As Usnavi regales the kids with stories of his neighborhood, we hear of his life running a bodega left to him by his parents. His store, while charming, is always in the verge of breaking down — especially as the summer heats up. But Navi has his friend Benny (Corey Hawkins, charming as ever) and cousin Sonny (Gregory Diaz IV) as constant companion through his life and work’s ups and downs, and they provide a lot of the goofy humor and slapstick vibes to Navi’s more straight-laced demeanor. At the same time, Navi’s trying to get the courage to ask out Vanessa (Melissa Barrera), a hair stylist and aspiring fashion designer, before he moves back to the Dominican Republic.
Why the move? Well, after years of scraping pennies together Navi finally had enough money to buy his late father’s old bar in the DR. While that building too has its issues, having been ravaged by hurricanes and general disrepair, that won’t stop Navi from doing all he can to revive his dad’s legacy — even as the neighborhood he’s called home for so long starts to prove itself as having a stronger pull on him than he realized, despite the constant gentrification within its quickly changing environment.

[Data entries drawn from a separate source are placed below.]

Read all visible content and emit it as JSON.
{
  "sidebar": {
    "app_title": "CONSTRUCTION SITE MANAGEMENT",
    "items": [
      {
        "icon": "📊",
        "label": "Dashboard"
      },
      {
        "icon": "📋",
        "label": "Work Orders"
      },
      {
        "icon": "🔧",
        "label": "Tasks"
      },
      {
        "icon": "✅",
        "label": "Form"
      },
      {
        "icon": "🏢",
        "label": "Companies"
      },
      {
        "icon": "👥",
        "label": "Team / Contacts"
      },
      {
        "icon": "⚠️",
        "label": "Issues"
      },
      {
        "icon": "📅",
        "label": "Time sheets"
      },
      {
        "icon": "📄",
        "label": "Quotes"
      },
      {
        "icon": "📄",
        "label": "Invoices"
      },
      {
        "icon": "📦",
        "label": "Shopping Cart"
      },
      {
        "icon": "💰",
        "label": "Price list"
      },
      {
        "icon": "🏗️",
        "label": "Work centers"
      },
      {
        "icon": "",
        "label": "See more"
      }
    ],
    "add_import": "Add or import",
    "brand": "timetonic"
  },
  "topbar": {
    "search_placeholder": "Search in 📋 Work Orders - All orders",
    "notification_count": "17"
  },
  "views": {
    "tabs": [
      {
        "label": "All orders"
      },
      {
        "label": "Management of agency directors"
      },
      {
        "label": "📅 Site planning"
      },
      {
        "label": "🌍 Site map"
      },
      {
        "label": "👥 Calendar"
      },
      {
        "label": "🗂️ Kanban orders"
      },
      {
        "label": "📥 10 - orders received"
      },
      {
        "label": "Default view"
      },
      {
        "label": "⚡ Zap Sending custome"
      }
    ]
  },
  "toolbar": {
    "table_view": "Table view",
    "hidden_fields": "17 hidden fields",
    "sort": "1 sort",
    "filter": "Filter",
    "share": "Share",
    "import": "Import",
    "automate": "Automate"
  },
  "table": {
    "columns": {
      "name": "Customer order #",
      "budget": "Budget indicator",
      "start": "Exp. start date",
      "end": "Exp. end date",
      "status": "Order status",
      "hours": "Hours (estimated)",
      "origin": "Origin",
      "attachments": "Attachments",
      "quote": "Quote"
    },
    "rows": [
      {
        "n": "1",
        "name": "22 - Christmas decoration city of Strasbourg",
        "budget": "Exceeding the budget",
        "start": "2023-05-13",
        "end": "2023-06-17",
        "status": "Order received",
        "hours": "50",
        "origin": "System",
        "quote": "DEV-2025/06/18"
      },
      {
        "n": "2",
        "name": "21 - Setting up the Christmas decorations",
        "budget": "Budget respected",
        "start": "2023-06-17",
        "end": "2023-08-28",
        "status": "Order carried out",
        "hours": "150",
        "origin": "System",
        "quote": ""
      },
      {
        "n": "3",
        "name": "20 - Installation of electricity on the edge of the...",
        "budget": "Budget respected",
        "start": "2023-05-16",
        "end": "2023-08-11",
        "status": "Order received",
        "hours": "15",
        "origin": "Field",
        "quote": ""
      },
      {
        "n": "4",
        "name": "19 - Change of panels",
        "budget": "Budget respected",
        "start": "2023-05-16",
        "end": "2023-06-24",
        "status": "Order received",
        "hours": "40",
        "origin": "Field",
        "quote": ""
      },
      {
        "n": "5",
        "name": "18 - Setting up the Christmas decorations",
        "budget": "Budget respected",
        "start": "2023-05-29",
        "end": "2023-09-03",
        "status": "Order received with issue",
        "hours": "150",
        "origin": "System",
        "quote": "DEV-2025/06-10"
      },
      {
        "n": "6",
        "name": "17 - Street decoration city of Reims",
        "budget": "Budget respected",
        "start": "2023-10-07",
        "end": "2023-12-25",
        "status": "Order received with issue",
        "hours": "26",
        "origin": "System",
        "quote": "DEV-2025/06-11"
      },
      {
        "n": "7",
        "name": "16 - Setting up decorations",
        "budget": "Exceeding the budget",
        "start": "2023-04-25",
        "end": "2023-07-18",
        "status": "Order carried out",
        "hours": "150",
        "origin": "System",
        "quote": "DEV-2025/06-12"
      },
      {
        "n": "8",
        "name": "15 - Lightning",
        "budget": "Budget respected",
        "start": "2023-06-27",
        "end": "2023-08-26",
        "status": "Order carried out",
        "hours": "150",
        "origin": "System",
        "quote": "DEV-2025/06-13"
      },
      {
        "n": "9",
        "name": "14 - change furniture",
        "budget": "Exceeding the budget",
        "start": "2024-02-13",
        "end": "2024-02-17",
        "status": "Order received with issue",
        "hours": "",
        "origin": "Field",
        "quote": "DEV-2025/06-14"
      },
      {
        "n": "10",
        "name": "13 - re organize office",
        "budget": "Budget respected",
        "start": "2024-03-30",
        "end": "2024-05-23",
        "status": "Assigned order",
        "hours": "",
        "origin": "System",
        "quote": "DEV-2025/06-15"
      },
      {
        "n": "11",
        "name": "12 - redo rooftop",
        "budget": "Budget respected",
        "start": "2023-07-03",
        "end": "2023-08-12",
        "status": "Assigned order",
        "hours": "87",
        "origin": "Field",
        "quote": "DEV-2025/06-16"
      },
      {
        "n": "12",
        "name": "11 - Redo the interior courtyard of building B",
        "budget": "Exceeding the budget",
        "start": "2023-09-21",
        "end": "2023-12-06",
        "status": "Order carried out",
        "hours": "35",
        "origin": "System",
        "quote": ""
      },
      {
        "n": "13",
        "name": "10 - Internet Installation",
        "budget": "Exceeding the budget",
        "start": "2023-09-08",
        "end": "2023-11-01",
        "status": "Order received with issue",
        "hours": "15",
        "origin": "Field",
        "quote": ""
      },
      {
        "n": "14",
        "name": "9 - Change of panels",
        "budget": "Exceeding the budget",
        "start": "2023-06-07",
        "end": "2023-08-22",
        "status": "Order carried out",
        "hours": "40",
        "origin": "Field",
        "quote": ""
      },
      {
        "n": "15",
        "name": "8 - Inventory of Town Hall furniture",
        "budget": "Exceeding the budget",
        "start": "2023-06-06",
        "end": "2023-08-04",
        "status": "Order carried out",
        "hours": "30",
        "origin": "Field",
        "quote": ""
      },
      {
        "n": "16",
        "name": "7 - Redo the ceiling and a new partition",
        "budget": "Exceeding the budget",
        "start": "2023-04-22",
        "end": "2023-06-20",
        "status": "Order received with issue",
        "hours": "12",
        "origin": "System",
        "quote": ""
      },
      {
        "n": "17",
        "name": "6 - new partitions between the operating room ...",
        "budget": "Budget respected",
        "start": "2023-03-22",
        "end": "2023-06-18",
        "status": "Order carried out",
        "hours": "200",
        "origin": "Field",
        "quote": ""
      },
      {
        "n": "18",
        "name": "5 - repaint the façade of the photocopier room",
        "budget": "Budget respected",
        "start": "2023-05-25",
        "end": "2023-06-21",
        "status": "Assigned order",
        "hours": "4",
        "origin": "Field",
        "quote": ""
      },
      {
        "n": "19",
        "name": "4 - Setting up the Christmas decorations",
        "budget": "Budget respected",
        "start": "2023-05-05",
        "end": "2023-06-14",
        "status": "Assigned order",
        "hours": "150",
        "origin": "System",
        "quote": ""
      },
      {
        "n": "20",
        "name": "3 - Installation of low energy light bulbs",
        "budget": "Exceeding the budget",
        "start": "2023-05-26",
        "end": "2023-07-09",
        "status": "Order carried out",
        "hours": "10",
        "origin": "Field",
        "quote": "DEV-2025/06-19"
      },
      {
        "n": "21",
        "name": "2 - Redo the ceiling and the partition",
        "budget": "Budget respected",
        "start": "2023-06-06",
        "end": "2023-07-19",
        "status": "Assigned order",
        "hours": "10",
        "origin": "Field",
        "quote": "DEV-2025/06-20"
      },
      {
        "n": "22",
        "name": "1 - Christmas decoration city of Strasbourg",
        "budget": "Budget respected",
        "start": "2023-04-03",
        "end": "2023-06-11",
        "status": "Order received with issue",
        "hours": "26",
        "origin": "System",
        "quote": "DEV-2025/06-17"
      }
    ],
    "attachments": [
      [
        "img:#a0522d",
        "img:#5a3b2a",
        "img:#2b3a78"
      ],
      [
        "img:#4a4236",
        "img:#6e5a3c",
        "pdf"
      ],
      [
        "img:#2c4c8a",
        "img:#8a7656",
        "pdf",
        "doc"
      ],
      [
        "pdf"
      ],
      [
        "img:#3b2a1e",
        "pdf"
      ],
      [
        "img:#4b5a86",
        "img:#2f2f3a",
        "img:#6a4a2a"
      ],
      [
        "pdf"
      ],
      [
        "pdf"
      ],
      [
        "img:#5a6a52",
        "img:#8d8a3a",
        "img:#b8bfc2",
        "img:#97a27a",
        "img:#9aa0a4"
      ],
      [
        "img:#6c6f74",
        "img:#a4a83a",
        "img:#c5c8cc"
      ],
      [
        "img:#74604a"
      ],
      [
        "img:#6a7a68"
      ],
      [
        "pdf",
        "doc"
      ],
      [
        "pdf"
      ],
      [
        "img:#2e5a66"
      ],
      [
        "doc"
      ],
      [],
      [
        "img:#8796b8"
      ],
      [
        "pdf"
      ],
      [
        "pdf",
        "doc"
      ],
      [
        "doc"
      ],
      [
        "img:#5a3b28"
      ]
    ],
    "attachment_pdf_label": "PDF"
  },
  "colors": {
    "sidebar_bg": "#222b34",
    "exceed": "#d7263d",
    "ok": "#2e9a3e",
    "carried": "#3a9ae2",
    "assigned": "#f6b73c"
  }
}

The rest of the movie is rich with amazing Latinx actors and various storylines that weave in and out as Navi’s departure quickly approaches. Even better is the fact these actors are simply playing people instead of gangsters or some other lame stereotype. (It’s feels like it’s worth pointing out that the few white actors in the film play cops.)

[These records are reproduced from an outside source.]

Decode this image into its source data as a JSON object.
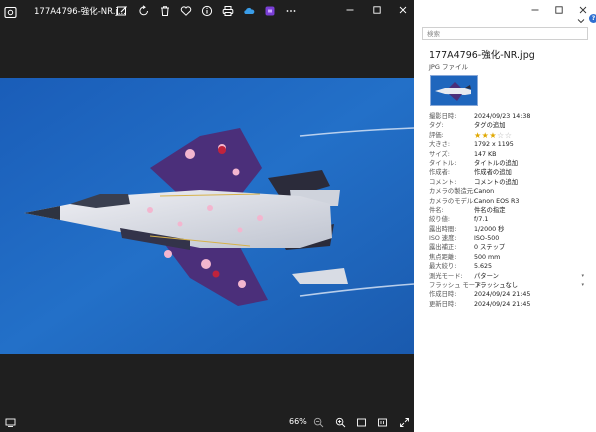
{
  "viewer": {
    "title": "177A4796-強化-NR.j...",
    "zoom": "66%",
    "toolbar_icons": [
      "edit-icon",
      "rotate-icon",
      "delete-icon",
      "favorite-icon",
      "info-icon",
      "print-icon",
      "onedrive-icon",
      "clipchamp-icon",
      "more-icon"
    ],
    "window_icons": [
      "minimize-icon",
      "maximize-icon",
      "close-icon"
    ]
  },
  "properties": {
    "search_placeholder": "検索",
    "file_name": "177A4796-強化-NR.jpg",
    "file_type": "JPG ファイル",
    "rating": 3,
    "rating_max": 5,
    "rows": [
      {
        "key": "撮影日時:",
        "value": "2024/09/23 14:38"
      },
      {
        "key": "タグ:",
        "value": "タグの追加"
      },
      {
        "key": "評価:",
        "value": ""
      },
      {
        "key": "大きさ:",
        "value": "1792 x 1195"
      },
      {
        "key": "サイズ:",
        "value": "147 KB"
      },
      {
        "key": "タイトル:",
        "value": "タイトルの追加"
      },
      {
        "key": "作成者:",
        "value": "作成者の追加"
      },
      {
        "key": "コメント:",
        "value": "コメントの追加"
      },
      {
        "key": "カメラの製造元:",
        "value": "Canon"
      },
      {
        "key": "カメラのモデル:",
        "value": "Canon EOS R3"
      },
      {
        "key": "件名:",
        "value": "件名の指定"
      },
      {
        "key": "絞り値:",
        "value": "f/7.1"
      },
      {
        "key": "露出時間:",
        "value": "1/2000 秒"
      },
      {
        "key": "ISO 速度:",
        "value": "ISO-500"
      },
      {
        "key": "露出補正:",
        "value": "0 ステップ"
      },
      {
        "key": "焦点距離:",
        "value": "500 mm"
      },
      {
        "key": "最大絞り:",
        "value": "5.625"
      },
      {
        "key": "測光モード:",
        "value": "パターン"
      },
      {
        "key": "フラッシュ モード:",
        "value": "フラッシュなし"
      },
      {
        "key": "作成日時:",
        "value": "2024/09/24 21:45"
      },
      {
        "key": "更新日時:",
        "value": "2024/09/24 21:45"
      }
    ]
  },
  "colors": {
    "viewer_bg": "#1f1f1f",
    "sky_blue": "#1f66bd",
    "accent": "#2f6fd1",
    "star": "#e0a800"
  }
}
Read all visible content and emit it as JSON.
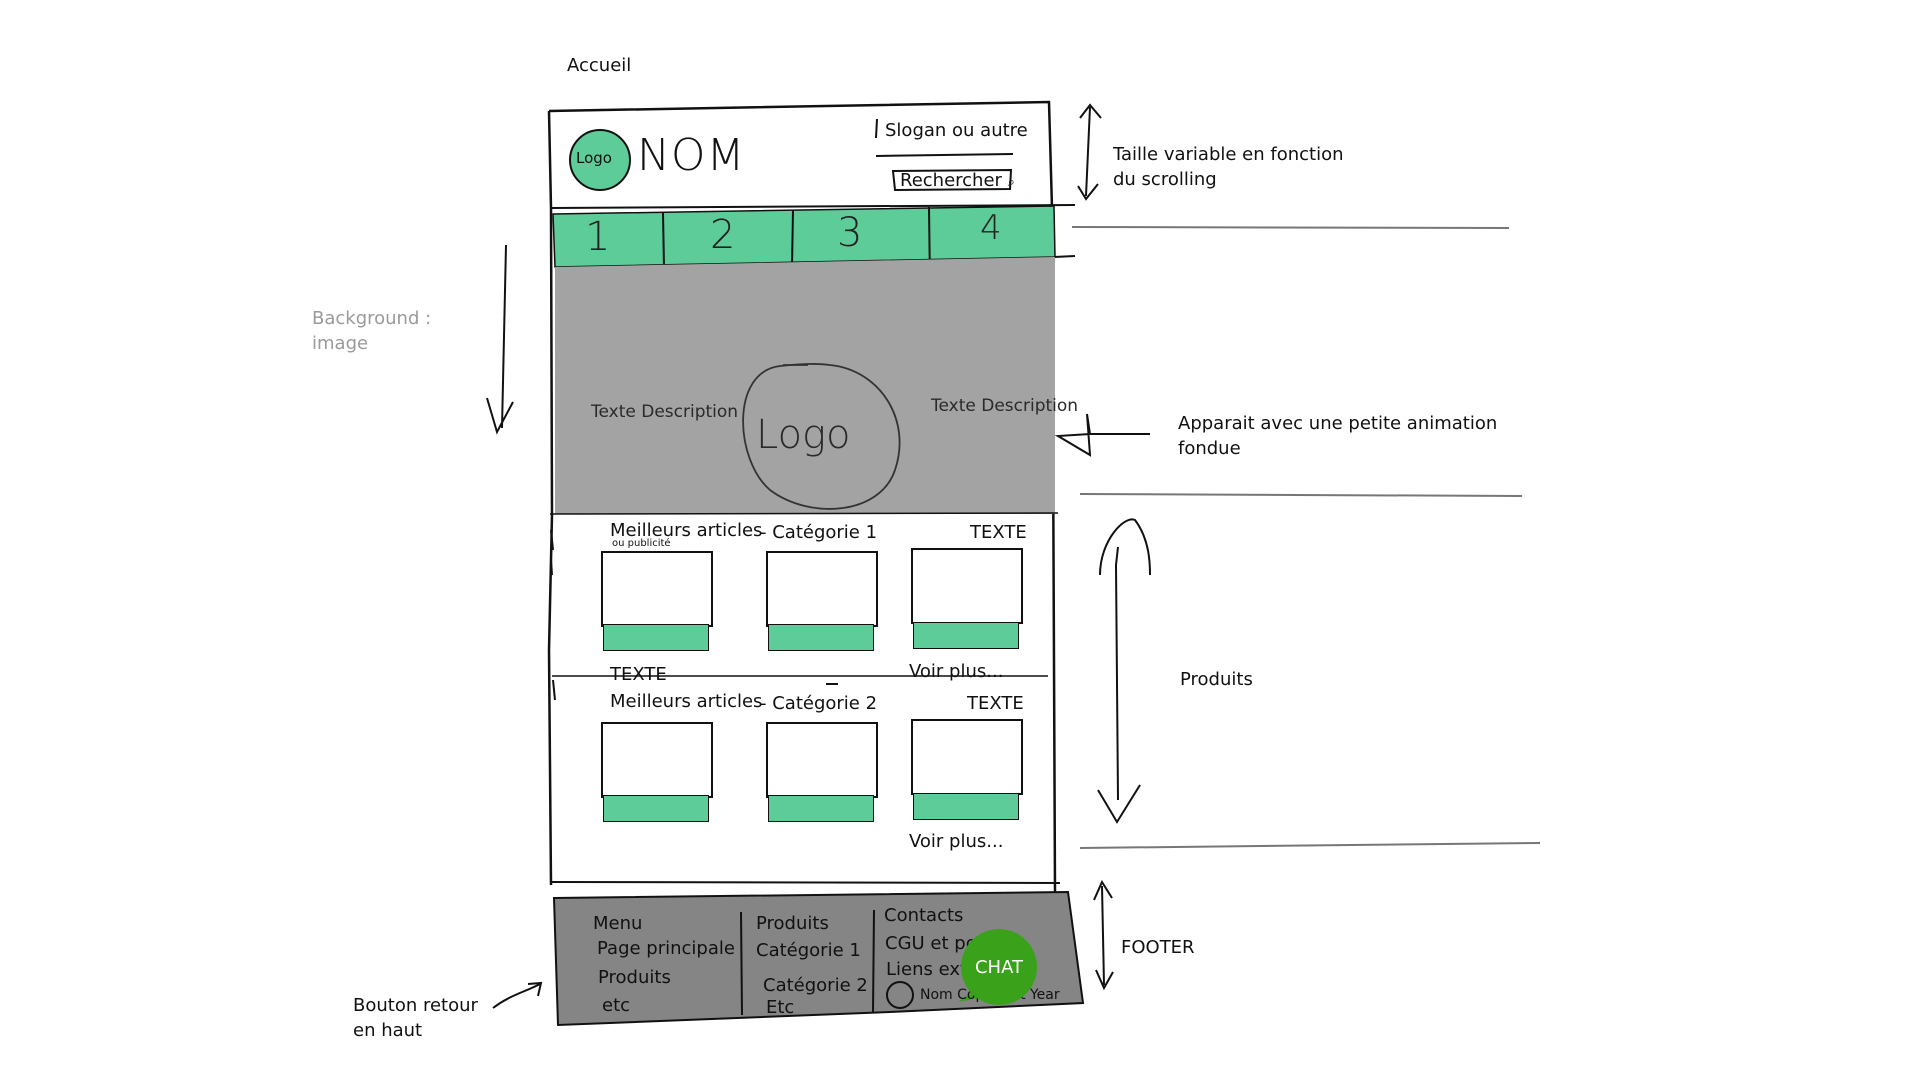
{
  "page_title": "Accueil",
  "header": {
    "logo_label": "Logo",
    "name": "NOM",
    "slogan": "Slogan ou autre",
    "search_label": "Rechercher"
  },
  "nav": {
    "items": [
      "1",
      "2",
      "3",
      "4"
    ]
  },
  "hero": {
    "left_text": "Texte\nDescription",
    "logo_label": "Logo",
    "right_text": "Texte\nDescription"
  },
  "products": {
    "section1": {
      "title": "Meilleurs articles",
      "subtitle": "ou publicité",
      "category": "- Catégorie 1",
      "right_label": "TEXTE",
      "bottom_left": "TEXTE",
      "more_link": "Voir plus..."
    },
    "section2": {
      "title": "Meilleurs articles",
      "category": "- Catégorie 2",
      "right_label": "TEXTE",
      "more_link": "Voir plus..."
    }
  },
  "footer": {
    "col1": [
      "Menu",
      "Page principale",
      "Produits",
      "etc"
    ],
    "col2": [
      "Produits",
      "Catégorie 1",
      "Catégorie 2",
      "Etc"
    ],
    "col3": [
      "Contacts",
      "CGU et po",
      "Liens exte"
    ],
    "copyright": "Nom  Copyright Year",
    "chat": "CHAT"
  },
  "annotations": {
    "header_note": "Taille variable en fonction\ndu scrolling",
    "background_note": "Background :\nimage",
    "animation_note": "Apparait avec une petite animation\nfondue",
    "products_note": "Produits",
    "footer_note": "FOOTER",
    "back_to_top_note": "Bouton retour\nen haut"
  },
  "colors": {
    "accent_green": "#5ecc98",
    "hero_gray": "#a3a3a3",
    "footer_gray": "#858585",
    "chat_green": "#3aa21a",
    "annotation_gray": "#9a9a9a"
  }
}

Still, the themes of gentrification and the overwhelming forces against minorities hit hard on so many levels. Ultimately, though, this movie feels triumphant in the face of those elements.
Is it perfect? Absolutely not. The running time is a tad bit long, and certain plots (such as Lin-Manuel Miranda’s extended cameo as the piragua guy) making the movie feel overstuffed. But there’s a lot of positives at play here — especially for a move that many might approach on the surface as some sort of Hamilton Light. While there are hints of stylistic flourishes in the music that also appear in Hamilton, this story is far more about feelings and vibes than Miranda’s more-brainy Broadway follow-up proved to be.
Just the fact that there is a Dreamer plot inserted into the movie — no matter how small it might be — is hugely important in terms of lending visibility to a big political issue that still impacts thousands of people in a way most can’t even imagine.
That’s where this movie’s true strength lies. It allows its audience to slow down and really take a look at the personal and cultural toll that things like gentrification — its own form of institutionalized racism — can have on communities. It reminds us that, for every neat Chipotle or Starbucks in some area of town, there’s also the story of a small business trying to do its best against insurmountable odds.
Dallas locals only glance in the direction of the Bishop Arts District’s changes throughout the years to relate. Or perhaps the north Dallas suburb of Richardson, where many small businesses are being pushed out as part of a master plan to renovate its downtown area. And honestly? The less we say about everything Deep Ellum has endured, the better.
Essentially, In the Heights is about finding a home, and as moviegoers (who hopefully are vaccinated) start coming back to theaters, they’ll be reminded of that warm fuzzy feeling that places of comfort provide.
But the film is far more than just an excuse to get back into theaters. Now, with this film joining a resume of other films in which he does the same, Chu is cementing his place as a filmmaker particularly skilled at crafting empathetic vehicles for overlooked (and too frequently stereotyped) minority stories.
In Chu’s hands, such tales truly resonate. Especially so on the big screen.